- **WHAT THE TASK ASKS**
From the records, pick out and copy each line containing "lubuntu".

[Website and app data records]
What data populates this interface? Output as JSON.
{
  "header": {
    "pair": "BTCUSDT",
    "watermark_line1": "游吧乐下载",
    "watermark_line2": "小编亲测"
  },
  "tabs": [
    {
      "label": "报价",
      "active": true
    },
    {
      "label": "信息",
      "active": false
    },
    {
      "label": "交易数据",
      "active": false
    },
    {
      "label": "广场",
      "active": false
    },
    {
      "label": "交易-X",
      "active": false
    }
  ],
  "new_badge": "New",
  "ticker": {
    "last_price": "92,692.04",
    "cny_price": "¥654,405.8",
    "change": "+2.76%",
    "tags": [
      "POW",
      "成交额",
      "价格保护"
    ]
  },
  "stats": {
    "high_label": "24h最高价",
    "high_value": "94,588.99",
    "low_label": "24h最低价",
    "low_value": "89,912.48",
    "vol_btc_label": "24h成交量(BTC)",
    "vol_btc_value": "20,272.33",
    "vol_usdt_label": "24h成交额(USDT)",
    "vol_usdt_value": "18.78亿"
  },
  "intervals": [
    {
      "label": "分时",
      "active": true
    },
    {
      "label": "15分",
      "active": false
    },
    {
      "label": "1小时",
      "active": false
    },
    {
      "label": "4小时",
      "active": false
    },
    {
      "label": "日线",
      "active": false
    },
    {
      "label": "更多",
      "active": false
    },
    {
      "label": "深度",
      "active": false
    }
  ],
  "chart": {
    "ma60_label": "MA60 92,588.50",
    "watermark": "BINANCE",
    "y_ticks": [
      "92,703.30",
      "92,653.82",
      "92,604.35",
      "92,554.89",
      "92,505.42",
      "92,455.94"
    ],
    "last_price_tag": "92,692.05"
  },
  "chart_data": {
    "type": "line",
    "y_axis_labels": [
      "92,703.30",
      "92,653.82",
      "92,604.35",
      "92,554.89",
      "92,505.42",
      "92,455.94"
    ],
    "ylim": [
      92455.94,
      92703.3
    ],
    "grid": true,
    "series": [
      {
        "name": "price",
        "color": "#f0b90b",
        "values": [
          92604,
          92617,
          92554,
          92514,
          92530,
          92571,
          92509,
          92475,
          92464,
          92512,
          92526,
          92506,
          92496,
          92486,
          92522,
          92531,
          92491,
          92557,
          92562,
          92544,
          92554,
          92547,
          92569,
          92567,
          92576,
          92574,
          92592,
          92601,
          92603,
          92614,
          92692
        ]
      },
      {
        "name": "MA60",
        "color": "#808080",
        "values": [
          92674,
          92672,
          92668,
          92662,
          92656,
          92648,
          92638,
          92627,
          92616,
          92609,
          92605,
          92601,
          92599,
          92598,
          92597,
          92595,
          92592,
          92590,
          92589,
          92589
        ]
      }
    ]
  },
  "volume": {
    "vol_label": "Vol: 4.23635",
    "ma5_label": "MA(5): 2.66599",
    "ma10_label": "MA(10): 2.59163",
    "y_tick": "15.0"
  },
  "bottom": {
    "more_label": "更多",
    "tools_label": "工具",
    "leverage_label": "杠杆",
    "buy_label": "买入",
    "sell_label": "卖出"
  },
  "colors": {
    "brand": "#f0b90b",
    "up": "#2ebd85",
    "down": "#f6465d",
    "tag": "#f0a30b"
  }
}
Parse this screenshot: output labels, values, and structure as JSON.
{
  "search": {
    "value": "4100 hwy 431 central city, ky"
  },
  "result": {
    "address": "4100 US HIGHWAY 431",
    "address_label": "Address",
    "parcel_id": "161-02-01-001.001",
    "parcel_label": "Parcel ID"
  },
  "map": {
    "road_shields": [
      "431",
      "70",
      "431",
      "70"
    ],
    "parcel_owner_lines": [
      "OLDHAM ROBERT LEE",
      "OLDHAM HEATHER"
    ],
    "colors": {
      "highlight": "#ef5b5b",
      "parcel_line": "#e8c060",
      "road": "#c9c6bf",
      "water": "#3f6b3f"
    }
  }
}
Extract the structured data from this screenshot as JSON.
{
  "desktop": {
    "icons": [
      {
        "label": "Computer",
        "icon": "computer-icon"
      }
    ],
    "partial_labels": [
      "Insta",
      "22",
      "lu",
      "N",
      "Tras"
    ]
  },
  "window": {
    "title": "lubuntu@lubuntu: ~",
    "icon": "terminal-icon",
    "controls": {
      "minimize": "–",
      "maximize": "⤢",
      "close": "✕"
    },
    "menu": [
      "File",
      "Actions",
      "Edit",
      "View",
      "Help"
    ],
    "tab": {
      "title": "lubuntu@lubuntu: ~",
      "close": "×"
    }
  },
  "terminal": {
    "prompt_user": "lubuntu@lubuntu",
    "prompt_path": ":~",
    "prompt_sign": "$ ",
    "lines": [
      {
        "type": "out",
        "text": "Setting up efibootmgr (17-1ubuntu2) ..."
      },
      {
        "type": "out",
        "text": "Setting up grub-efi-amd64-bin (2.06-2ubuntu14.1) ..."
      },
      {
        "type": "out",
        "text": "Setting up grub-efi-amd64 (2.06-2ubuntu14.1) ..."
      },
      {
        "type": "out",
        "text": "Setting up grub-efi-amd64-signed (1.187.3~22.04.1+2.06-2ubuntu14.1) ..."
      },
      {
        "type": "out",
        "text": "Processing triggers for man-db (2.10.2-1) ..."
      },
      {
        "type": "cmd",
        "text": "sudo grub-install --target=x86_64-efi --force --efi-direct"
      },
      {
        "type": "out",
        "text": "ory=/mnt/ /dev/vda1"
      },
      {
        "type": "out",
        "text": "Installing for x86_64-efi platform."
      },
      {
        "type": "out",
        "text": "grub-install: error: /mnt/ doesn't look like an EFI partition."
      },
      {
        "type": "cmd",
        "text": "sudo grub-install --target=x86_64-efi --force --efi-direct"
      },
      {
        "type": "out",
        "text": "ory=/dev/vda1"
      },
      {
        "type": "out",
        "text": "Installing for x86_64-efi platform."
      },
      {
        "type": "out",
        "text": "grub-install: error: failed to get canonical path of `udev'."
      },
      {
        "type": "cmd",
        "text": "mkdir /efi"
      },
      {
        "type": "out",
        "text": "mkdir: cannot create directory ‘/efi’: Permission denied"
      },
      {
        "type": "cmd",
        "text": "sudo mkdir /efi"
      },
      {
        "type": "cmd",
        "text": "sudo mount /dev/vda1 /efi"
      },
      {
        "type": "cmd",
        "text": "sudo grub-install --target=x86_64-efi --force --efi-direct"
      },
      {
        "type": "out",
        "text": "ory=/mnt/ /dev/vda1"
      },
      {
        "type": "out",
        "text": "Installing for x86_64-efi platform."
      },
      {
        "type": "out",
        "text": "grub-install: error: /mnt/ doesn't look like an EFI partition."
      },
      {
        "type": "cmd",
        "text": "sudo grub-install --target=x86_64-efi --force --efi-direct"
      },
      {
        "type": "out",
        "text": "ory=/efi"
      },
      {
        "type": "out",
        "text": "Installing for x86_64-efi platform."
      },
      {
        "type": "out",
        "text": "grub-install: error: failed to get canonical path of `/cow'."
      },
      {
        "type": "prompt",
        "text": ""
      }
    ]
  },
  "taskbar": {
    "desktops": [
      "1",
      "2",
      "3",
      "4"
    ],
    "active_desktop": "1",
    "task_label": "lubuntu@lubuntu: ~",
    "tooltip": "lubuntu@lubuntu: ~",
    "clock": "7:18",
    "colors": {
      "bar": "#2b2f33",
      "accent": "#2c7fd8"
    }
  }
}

- **SOLUTION**
    "title": "lubuntu@lubuntu: ~",
      "title": "lubuntu@lubuntu: ~",
    "prompt_user": "lubuntu@lubuntu",
    "task_label": "lubuntu@lubuntu: ~",
    "tooltip": "lubuntu@lubuntu: ~",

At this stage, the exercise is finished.